Source records:
● ● ● ● ● ● ●

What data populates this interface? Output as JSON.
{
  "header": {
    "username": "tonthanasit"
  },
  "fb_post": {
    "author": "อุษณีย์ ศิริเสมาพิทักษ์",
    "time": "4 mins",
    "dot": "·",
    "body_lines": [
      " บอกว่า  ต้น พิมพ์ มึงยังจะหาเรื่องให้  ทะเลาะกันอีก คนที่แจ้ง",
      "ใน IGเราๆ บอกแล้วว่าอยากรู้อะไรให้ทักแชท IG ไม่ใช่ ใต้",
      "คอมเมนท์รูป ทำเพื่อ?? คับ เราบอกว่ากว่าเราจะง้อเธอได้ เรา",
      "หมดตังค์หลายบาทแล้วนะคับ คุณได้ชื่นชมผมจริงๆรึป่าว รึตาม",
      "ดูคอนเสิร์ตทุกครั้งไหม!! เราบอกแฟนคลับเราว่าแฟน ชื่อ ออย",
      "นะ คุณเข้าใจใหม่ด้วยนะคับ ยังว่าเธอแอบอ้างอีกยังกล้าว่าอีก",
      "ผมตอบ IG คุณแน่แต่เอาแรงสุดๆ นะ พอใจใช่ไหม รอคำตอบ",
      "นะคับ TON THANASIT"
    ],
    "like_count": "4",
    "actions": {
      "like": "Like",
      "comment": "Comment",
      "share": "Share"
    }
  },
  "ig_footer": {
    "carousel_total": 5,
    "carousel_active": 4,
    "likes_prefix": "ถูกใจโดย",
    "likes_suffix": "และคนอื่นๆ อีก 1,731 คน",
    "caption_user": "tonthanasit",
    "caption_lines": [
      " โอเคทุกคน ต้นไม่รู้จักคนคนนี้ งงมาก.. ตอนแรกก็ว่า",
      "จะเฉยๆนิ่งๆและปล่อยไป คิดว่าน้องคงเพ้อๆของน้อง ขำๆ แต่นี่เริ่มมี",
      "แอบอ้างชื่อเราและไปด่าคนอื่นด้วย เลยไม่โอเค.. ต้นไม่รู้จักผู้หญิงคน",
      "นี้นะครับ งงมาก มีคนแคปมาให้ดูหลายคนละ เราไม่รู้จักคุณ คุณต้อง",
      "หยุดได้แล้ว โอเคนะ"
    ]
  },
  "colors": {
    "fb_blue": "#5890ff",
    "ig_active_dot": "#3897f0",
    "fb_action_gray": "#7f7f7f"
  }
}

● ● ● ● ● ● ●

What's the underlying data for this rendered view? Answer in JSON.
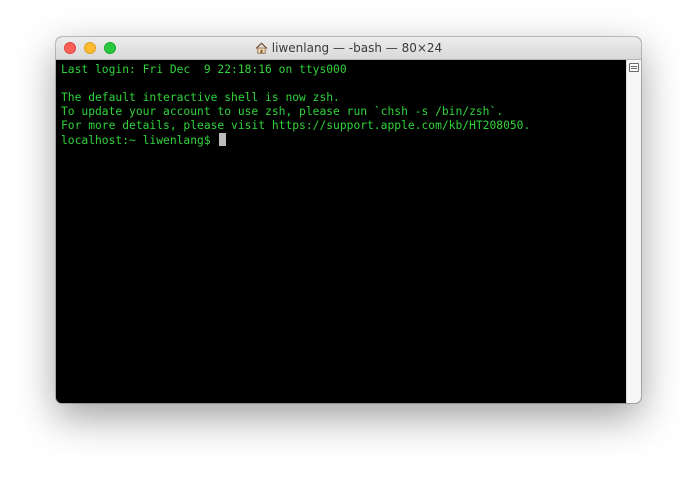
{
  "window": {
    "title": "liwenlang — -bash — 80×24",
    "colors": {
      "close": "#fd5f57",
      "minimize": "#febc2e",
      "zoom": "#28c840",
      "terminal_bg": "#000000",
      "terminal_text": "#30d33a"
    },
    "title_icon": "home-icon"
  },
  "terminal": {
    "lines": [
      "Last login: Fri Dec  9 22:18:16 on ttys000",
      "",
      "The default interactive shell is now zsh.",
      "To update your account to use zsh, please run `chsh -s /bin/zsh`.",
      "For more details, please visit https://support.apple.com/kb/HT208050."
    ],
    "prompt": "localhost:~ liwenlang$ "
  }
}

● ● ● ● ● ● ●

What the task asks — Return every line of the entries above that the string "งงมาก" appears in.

Response —
      " โอเคทุกคน ต้นไม่รู้จักคนคนนี้ งงมาก.. ตอนแรกก็ว่า",
      "นี้นะครับ งงมาก มีคนแคปมาให้ดูหลายคนละ เราไม่รู้จักคุณ คุณต้อง",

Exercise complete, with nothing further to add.